#### TASK DETAILS:
Once the pictures are set aside, copy everything else in the records exactly.
ENTRIES PROVIDED: Begin
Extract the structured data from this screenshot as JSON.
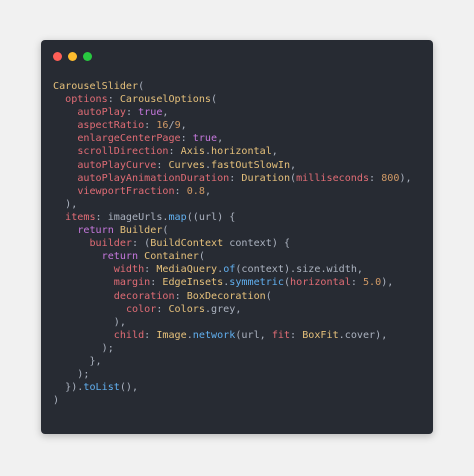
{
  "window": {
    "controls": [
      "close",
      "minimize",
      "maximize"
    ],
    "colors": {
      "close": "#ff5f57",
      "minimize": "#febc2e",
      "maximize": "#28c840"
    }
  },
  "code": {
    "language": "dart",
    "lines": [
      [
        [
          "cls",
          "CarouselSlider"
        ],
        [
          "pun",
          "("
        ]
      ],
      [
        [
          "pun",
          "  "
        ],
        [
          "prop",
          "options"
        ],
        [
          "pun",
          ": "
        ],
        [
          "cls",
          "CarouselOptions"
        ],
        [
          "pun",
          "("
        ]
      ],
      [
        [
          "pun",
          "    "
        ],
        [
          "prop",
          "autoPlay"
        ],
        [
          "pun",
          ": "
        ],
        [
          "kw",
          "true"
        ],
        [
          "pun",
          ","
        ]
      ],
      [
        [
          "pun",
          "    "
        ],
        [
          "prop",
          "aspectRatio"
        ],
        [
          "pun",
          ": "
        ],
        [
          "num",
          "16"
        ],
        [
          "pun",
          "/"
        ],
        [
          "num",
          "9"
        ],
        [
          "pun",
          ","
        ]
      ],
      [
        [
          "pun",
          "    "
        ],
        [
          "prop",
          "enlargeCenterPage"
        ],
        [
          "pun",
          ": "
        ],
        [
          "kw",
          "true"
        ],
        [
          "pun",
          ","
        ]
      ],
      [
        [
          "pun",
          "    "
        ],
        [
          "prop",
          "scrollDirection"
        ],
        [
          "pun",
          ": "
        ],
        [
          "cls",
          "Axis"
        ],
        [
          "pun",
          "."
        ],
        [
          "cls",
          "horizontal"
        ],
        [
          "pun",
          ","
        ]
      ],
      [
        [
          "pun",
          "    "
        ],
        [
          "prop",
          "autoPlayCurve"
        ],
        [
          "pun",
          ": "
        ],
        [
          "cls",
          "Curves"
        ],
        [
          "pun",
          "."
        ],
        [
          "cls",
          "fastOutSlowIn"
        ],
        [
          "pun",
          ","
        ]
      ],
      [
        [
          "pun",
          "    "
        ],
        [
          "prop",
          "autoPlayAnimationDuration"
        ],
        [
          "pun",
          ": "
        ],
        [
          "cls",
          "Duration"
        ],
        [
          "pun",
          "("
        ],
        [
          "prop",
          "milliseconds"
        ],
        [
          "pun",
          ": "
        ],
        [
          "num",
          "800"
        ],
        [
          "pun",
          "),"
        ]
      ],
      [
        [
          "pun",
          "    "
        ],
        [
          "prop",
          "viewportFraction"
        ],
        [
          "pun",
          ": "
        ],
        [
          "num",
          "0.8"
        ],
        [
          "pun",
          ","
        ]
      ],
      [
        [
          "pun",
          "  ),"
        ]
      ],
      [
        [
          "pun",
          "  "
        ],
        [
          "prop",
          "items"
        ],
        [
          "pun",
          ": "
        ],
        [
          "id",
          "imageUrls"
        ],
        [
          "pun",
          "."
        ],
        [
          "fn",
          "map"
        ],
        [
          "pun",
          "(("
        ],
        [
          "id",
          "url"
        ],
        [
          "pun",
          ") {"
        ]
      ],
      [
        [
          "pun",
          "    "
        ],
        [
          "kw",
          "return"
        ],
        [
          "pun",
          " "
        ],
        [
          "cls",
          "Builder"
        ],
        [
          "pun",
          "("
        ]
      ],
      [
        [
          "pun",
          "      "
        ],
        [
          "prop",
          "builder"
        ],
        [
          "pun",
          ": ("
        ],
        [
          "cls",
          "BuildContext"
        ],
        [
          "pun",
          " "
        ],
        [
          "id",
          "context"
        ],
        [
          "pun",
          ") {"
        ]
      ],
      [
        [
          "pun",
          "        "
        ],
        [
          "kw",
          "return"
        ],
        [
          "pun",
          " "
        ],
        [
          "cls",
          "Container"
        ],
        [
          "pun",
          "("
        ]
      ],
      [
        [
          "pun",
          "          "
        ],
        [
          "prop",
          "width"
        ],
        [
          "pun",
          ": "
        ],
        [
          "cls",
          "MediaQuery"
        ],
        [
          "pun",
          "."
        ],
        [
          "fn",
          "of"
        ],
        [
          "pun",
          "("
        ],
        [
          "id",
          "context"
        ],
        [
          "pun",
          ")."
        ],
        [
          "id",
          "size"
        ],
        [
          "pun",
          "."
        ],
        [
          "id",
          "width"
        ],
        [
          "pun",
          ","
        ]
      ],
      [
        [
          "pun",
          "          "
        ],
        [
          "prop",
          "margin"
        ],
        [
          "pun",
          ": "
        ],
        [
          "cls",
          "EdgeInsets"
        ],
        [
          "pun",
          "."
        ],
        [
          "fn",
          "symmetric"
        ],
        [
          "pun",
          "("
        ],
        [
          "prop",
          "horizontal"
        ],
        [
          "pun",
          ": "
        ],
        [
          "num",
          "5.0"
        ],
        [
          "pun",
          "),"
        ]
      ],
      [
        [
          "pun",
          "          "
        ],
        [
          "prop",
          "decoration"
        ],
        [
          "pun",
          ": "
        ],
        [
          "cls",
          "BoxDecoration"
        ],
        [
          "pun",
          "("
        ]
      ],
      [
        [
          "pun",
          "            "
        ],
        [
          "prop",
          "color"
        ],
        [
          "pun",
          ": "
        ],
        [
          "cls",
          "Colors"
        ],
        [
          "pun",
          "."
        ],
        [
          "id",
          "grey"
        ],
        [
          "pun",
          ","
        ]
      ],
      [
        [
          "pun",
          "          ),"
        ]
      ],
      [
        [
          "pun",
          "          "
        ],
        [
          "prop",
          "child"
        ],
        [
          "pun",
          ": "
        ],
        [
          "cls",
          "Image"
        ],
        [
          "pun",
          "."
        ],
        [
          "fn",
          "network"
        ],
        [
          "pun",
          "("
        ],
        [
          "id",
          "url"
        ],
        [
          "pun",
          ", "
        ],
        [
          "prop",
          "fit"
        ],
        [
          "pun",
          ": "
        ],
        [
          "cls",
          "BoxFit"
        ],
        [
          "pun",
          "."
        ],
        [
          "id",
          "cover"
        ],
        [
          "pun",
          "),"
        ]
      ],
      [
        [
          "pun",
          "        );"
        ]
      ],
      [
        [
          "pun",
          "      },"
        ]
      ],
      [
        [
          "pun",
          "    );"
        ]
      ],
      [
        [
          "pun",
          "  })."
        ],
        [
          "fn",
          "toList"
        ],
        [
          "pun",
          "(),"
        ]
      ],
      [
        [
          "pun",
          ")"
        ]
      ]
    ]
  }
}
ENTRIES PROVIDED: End
#### REPLY TO THE EXERCISE:
Extract the structured data from this screenshot as JSON.
{
  "window": {
    "controls": [
      "close",
      "minimize",
      "maximize"
    ],
    "colors": {
      "close": "#ff5f57",
      "minimize": "#febc2e",
      "maximize": "#28c840"
    }
  },
  "code": {
    "language": "dart",
    "lines": [
      [
        [
          "cls",
          "CarouselSlider"
        ],
        [
          "pun",
          "("
        ]
      ],
      [
        [
          "pun",
          "  "
        ],
        [
          "prop",
          "options"
        ],
        [
          "pun",
          ": "
        ],
        [
          "cls",
          "CarouselOptions"
        ],
        [
          "pun",
          "("
        ]
      ],
      [
        [
          "pun",
          "    "
        ],
        [
          "prop",
          "autoPlay"
        ],
        [
          "pun",
          ": "
        ],
        [
          "kw",
          "true"
        ],
        [
          "pun",
          ","
        ]
      ],
      [
        [
          "pun",
          "    "
        ],
        [
          "prop",
          "aspectRatio"
        ],
        [
          "pun",
          ": "
        ],
        [
          "num",
          "16"
        ],
        [
          "pun",
          "/"
        ],
        [
          "num",
          "9"
        ],
        [
          "pun",
          ","
        ]
      ],
      [
        [
          "pun",
          "    "
        ],
        [
          "prop",
          "enlargeCenterPage"
        ],
        [
          "pun",
          ": "
        ],
        [
          "kw",
          "true"
        ],
        [
          "pun",
          ","
        ]
      ],
      [
        [
          "pun",
          "    "
        ],
        [
          "prop",
          "scrollDirection"
        ],
        [
          "pun",
          ": "
        ],
        [
          "cls",
          "Axis"
        ],
        [
          "pun",
          "."
        ],
        [
          "cls",
          "horizontal"
        ],
        [
          "pun",
          ","
        ]
      ],
      [
        [
          "pun",
          "    "
        ],
        [
          "prop",
          "autoPlayCurve"
        ],
        [
          "pun",
          ": "
        ],
        [
          "cls",
          "Curves"
        ],
        [
          "pun",
          "."
        ],
        [
          "cls",
          "fastOutSlowIn"
        ],
        [
          "pun",
          ","
        ]
      ],
      [
        [
          "pun",
          "    "
        ],
        [
          "prop",
          "autoPlayAnimationDuration"
        ],
        [
          "pun",
          ": "
        ],
        [
          "cls",
          "Duration"
        ],
        [
          "pun",
          "("
        ],
        [
          "prop",
          "milliseconds"
        ],
        [
          "pun",
          ": "
        ],
        [
          "num",
          "800"
        ],
        [
          "pun",
          "),"
        ]
      ],
      [
        [
          "pun",
          "    "
        ],
        [
          "prop",
          "viewportFraction"
        ],
        [
          "pun",
          ": "
        ],
        [
          "num",
          "0.8"
        ],
        [
          "pun",
          ","
        ]
      ],
      [
        [
          "pun",
          "  ),"
        ]
      ],
      [
        [
          "pun",
          "  "
        ],
        [
          "prop",
          "items"
        ],
        [
          "pun",
          ": "
        ],
        [
          "id",
          "imageUrls"
        ],
        [
          "pun",
          "."
        ],
        [
          "fn",
          "map"
        ],
        [
          "pun",
          "(("
        ],
        [
          "id",
          "url"
        ],
        [
          "pun",
          ") {"
        ]
      ],
      [
        [
          "pun",
          "    "
        ],
        [
          "kw",
          "return"
        ],
        [
          "pun",
          " "
        ],
        [
          "cls",
          "Builder"
        ],
        [
          "pun",
          "("
        ]
      ],
      [
        [
          "pun",
          "      "
        ],
        [
          "prop",
          "builder"
        ],
        [
          "pun",
          ": ("
        ],
        [
          "cls",
          "BuildContext"
        ],
        [
          "pun",
          " "
        ],
        [
          "id",
          "context"
        ],
        [
          "pun",
          ") {"
        ]
      ],
      [
        [
          "pun",
          "        "
        ],
        [
          "kw",
          "return"
        ],
        [
          "pun",
          " "
        ],
        [
          "cls",
          "Container"
        ],
        [
          "pun",
          "("
        ]
      ],
      [
        [
          "pun",
          "          "
        ],
        [
          "prop",
          "width"
        ],
        [
          "pun",
          ": "
        ],
        [
          "cls",
          "MediaQuery"
        ],
        [
          "pun",
          "."
        ],
        [
          "fn",
          "of"
        ],
        [
          "pun",
          "("
        ],
        [
          "id",
          "context"
        ],
        [
          "pun",
          ")."
        ],
        [
          "id",
          "size"
        ],
        [
          "pun",
          "."
        ],
        [
          "id",
          "width"
        ],
        [
          "pun",
          ","
        ]
      ],
      [
        [
          "pun",
          "          "
        ],
        [
          "prop",
          "margin"
        ],
        [
          "pun",
          ": "
        ],
        [
          "cls",
          "EdgeInsets"
        ],
        [
          "pun",
          "."
        ],
        [
          "fn",
          "symmetric"
        ],
        [
          "pun",
          "("
        ],
        [
          "prop",
          "horizontal"
        ],
        [
          "pun",
          ": "
        ],
        [
          "num",
          "5.0"
        ],
        [
          "pun",
          "),"
        ]
      ],
      [
        [
          "pun",
          "          "
        ],
        [
          "prop",
          "decoration"
        ],
        [
          "pun",
          ": "
        ],
        [
          "cls",
          "BoxDecoration"
        ],
        [
          "pun",
          "("
        ]
      ],
      [
        [
          "pun",
          "            "
        ],
        [
          "prop",
          "color"
        ],
        [
          "pun",
          ": "
        ],
        [
          "cls",
          "Colors"
        ],
        [
          "pun",
          "."
        ],
        [
          "id",
          "grey"
        ],
        [
          "pun",
          ","
        ]
      ],
      [
        [
          "pun",
          "          ),"
        ]
      ],
      [
        [
          "pun",
          "          "
        ],
        [
          "prop",
          "child"
        ],
        [
          "pun",
          ": "
        ],
        [
          "cls",
          "Image"
        ],
        [
          "pun",
          "."
        ],
        [
          "fn",
          "network"
        ],
        [
          "pun",
          "("
        ],
        [
          "id",
          "url"
        ],
        [
          "pun",
          ", "
        ],
        [
          "prop",
          "fit"
        ],
        [
          "pun",
          ": "
        ],
        [
          "cls",
          "BoxFit"
        ],
        [
          "pun",
          "."
        ],
        [
          "id",
          "cover"
        ],
        [
          "pun",
          "),"
        ]
      ],
      [
        [
          "pun",
          "        );"
        ]
      ],
      [
        [
          "pun",
          "      },"
        ]
      ],
      [
        [
          "pun",
          "    );"
        ]
      ],
      [
        [
          "pun",
          "  })."
        ],
        [
          "fn",
          "toList"
        ],
        [
          "pun",
          "(),"
        ]
      ],
      [
        [
          "pun",
          ")"
        ]
      ]
    ]
  }
}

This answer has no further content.